A guide to betting on player shots
Betting on player shots and shots on target has become more and more popular. Although I’m unsure which bookmaker first allowed betting on this market, I see SkyBet as the driving force behind it. They began to include it in a number of ‘Request A Bet’ markets on their site and since then more and more bookmakers have added it to their markets, with varying degrees of availability.
What is betting on player shots?
It is as simple as it sounds, you can back an individual player to have a certain number of shots on goal/shots on target in a game. It’s became popular because of what is often perceived to be great value, you’re not even asking these players to score, they don’t even need to make particularly good contact and you’ve got yourself a winner.
You need to make sure you’ve fully understood what it is you’re betting on and how to go about making your decisions on who you’re going to back. It’s important you know exactly what constitutes a shot or a shot on target, therefore you’re not left confused or frustrated if your bet is settled as a loss.
What counts as a shot on target?
There has often been uproar on social media when certain bets have been settled as a loss, when many punters think that it should’ve been a win. This is more common with shots betting than any other market as there is an element of subjectivity to what a shot/shot on target is. Opta have definitions available online, here’s what they say constitutes a shot on target:
- Goes in to the net regardless of intent.
- Is a clear attempt to score that would have gone in to the net but for it being saved by the goalkeeper or is stopped by a player who is the last-man with the goalkeeper having no chance of preventing the goal (last line block).
- Shots directly hitting the frame of the goal are not counted as shots on target, unless the ball goes in and is awarded as a goal.
- Shots blocked by another player, who is not the last man, are not counted as shots on target.
The grey area in shots on target betting is with ‘intent’ as this is the part that can be subjective.
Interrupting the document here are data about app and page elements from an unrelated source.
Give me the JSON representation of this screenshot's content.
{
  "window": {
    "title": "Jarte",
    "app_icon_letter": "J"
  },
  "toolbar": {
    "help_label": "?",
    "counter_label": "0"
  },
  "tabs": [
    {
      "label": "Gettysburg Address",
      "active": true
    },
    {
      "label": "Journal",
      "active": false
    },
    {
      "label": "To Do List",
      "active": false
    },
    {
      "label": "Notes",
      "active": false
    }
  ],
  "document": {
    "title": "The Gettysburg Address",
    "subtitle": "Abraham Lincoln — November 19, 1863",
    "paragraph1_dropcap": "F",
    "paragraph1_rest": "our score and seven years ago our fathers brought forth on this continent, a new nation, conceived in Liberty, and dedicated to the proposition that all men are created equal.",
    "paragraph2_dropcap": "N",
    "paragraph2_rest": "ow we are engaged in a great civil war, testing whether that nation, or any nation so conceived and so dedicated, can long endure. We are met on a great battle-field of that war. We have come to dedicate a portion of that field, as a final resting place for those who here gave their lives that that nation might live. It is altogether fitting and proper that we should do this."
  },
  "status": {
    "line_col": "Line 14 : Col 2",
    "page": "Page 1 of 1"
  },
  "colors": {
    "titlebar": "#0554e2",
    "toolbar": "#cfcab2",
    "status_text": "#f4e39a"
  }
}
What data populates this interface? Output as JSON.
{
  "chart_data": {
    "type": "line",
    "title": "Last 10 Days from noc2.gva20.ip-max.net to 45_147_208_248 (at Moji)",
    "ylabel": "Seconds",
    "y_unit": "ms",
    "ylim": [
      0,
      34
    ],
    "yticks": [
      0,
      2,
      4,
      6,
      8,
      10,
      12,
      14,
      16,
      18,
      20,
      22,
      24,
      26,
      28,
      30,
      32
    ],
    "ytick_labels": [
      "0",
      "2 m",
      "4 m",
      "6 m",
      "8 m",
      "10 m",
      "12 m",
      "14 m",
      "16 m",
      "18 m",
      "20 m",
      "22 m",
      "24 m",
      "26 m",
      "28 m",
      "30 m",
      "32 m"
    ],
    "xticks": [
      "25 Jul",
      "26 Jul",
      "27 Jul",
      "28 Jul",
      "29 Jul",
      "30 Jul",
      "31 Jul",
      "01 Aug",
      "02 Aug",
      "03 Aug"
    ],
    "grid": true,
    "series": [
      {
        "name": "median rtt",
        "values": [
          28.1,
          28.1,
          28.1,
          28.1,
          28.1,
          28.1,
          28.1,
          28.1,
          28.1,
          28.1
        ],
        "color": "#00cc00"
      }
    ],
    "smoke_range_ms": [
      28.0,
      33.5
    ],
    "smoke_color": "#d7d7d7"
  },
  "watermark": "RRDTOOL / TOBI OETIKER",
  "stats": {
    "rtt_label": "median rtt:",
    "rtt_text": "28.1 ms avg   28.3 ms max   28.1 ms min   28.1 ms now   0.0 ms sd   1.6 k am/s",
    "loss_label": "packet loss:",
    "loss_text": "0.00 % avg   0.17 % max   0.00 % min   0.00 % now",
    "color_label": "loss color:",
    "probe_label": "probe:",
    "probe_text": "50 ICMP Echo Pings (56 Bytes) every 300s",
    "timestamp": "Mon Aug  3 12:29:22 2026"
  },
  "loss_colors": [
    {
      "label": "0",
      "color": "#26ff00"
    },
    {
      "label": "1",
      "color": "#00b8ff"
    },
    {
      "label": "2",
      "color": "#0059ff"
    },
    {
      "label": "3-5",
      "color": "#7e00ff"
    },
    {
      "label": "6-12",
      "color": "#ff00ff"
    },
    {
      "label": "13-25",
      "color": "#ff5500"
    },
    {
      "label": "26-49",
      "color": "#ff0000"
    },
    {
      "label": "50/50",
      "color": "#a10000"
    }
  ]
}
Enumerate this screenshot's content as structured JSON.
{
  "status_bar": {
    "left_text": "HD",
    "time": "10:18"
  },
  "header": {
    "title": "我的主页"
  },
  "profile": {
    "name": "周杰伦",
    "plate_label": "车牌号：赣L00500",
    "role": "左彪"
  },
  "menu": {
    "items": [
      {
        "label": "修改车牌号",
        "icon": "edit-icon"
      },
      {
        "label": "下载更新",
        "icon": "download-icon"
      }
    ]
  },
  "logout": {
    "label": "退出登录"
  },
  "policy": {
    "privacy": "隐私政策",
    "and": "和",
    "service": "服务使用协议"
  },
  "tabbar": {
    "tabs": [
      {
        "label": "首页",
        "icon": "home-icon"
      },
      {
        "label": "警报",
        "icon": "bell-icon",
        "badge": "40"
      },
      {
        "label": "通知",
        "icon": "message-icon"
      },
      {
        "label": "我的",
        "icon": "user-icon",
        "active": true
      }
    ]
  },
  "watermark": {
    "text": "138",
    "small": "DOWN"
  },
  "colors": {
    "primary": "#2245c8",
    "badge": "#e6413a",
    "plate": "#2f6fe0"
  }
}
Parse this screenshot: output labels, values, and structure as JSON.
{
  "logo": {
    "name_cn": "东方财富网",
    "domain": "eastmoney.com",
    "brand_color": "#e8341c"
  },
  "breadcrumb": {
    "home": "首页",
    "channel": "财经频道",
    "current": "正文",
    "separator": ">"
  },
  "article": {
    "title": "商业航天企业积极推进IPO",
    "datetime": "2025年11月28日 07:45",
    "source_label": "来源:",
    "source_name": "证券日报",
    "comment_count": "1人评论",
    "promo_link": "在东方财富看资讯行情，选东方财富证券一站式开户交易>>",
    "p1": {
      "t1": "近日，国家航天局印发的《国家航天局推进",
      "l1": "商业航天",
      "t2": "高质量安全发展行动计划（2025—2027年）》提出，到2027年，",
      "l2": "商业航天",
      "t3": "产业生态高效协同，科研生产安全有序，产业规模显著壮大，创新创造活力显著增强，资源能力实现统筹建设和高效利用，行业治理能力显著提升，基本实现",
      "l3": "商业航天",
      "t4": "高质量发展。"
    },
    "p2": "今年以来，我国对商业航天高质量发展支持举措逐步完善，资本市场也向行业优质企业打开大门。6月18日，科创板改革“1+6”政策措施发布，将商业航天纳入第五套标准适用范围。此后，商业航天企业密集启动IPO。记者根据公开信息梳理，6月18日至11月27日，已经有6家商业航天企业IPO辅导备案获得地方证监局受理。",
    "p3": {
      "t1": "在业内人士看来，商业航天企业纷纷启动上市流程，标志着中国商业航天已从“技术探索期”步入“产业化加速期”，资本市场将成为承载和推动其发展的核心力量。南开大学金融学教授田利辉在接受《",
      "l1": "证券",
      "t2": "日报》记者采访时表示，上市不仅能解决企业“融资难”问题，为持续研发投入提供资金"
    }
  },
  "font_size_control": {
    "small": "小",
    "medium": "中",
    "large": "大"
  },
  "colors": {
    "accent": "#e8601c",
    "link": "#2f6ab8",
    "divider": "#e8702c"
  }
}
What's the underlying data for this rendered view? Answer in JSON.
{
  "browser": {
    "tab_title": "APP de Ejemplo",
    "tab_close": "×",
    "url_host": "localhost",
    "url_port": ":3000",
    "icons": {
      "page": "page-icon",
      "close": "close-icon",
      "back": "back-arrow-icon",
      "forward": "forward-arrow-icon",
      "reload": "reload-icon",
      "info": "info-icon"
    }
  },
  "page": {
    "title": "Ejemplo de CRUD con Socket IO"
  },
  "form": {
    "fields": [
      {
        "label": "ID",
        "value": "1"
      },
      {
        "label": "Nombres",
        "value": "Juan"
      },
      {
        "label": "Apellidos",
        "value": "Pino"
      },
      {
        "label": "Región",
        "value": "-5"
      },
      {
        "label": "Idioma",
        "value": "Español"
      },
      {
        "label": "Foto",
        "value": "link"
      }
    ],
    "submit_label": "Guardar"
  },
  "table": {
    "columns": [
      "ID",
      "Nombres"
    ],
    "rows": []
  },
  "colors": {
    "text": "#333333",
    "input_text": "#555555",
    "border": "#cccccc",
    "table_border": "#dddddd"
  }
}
What one person views as a shot someone else may dispute to be a cross and from an outside perspective, it can be almost impossible to know, as only the player involved truly knows what their ‘intent’ was.
What players should I be backing?
There’s a few schools of thought when it comes to betting on player shots, it’s not just about strikers and goal scorers, there’s other avenues to explore that can lead you to finding some excellent value.
We’ll start with the most obvious picks though, you’re natural going to be drawn towards a team’s striker or main goal scoring threat – think a Jamie Vardy for Leicester, or perhaps a Sergio Aguero for Manchester City. These two would likely be the shortest odds of any player in their team to have a shot on target, you’d be lucky to get odds of around 1.33/1.4 for Sergio Aguero to have 2+ on target in a City home game. A selection like that may bolster a same game multi/bet builder style bet but I think the best way to go is hunt slightly outside the obvious and find where the value lies.
Examples of making your picks
Let’s use the two players/clubs afore mentioned as examples. Let’s start with Vardy, if you head to a website like whoscored.com you can see how many shots per game players average in each team. Vardy leads the way for Leicester with 2.3 per game. Apply some of your knowledge of football to this, though – Vardy is likely to get shots off from in and around the box; he often relies on the creation of chances rather than being a player who creates something out of nothing. Next up on the list is James Maddison, he’s just behind with 2.2 shots per game. Maddison is a player who likes to take on shots from range and also, crucially, takes set pieces for his club. The bookies are no mugs, so you won’t get ludicrous odds on taking Maddison over someone like Vardy, however for me it’s a much more logical decision when you apply football knowledge to it. It’s worth considering the opponents too, in a tougher game there’s a good chance that Maddison may have more shots than Vardy. That could be purely because Vardy doesn’t get any chances against a solid defence or even shots from frustration, likely coming from range could be all you need to land the bet. Also, if you’re going down the route of set piece takers, you can factor in how many fouls the opposition make and in what areas they often concede free kicks.
City are a great example of analysing the stats. Aguero averages 3.3 shots per game, more than any other player in the squad. You can dig even deeper for value in a squad like theirs; I’d be drawn to someone like Ilkay Gundogan. He averages over 1 shot per game, is very consistent with free kicks and often hits penalties. He’d be a prime example of where you’d find some quality odds.
You can drift even further afield in some teams too. Think about how many sides play now, with wandering full backs and high intensity systems. Players like Trent Alexander-Arnold, Marcos Alonso and Oleksandr Zinchenko all spring to mind. Headers count as well, so what about someone like Virgil Van Dijk? The scope is endless and you can build bets to suit what kind of odds you fancy.
Shots betting has become more and more popular and has gained a lot of traction on social media. It can be a very fun way to bet and you can definitely find some consistency and value by checking the stats and applying that to your betting. Like any bet though, it’s a gamble. All the stats in the world don’t guarantee that your chosen player will have a certain amount of shots, they’re merely indicators of what could happen. Make sure you’re keeping stakes sensible, even when odds are short – don’t give in to any possible temptation to increase your stake.